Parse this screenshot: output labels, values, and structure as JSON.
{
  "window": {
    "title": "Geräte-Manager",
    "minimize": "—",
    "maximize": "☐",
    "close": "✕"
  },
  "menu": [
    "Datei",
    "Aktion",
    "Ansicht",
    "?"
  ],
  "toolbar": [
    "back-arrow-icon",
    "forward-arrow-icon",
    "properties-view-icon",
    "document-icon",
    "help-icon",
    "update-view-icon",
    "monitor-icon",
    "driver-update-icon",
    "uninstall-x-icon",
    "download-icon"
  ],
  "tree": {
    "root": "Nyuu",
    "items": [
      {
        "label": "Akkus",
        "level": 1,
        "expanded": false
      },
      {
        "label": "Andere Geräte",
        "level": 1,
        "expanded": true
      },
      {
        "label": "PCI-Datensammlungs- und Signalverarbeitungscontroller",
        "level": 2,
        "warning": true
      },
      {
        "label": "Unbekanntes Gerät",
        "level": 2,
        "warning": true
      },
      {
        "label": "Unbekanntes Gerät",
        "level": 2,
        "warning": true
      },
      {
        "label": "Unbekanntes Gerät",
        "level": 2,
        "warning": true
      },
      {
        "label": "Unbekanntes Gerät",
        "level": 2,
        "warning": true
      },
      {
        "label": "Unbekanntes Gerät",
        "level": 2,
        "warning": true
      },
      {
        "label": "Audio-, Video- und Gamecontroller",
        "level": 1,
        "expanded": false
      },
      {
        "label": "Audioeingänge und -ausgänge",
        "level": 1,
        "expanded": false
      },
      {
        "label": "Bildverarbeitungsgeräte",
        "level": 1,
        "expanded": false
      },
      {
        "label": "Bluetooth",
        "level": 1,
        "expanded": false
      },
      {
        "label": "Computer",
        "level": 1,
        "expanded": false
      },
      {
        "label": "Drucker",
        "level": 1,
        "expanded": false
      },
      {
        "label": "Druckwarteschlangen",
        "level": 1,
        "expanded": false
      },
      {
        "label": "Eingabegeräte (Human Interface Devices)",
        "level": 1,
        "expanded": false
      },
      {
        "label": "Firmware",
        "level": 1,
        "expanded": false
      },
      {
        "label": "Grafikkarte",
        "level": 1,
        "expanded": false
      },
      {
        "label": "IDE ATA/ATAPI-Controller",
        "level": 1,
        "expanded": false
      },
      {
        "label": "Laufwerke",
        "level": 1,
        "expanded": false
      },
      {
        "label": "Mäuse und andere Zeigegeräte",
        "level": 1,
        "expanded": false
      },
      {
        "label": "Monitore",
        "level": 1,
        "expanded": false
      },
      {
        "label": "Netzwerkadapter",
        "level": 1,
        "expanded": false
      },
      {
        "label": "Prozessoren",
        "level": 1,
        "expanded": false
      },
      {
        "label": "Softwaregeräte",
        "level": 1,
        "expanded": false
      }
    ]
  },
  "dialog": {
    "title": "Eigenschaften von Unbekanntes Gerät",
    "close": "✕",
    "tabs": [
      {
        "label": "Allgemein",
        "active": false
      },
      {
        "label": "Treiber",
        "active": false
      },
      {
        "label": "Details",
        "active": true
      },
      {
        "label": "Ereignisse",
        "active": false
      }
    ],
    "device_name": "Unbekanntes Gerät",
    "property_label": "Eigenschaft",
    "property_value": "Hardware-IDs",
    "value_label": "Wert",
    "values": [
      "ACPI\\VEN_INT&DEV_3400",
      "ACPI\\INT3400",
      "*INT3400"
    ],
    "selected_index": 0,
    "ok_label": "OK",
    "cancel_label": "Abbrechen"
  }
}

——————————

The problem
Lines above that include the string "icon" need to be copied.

Solved exercise
    "back-arrow-icon",
    "forward-arrow-icon",
    "properties-view-icon",
    "document-icon",
    "help-icon",
    "update-view-icon",
    "monitor-icon",
    "driver-update-icon",
    "uninstall-x-icon",
    "download-icon"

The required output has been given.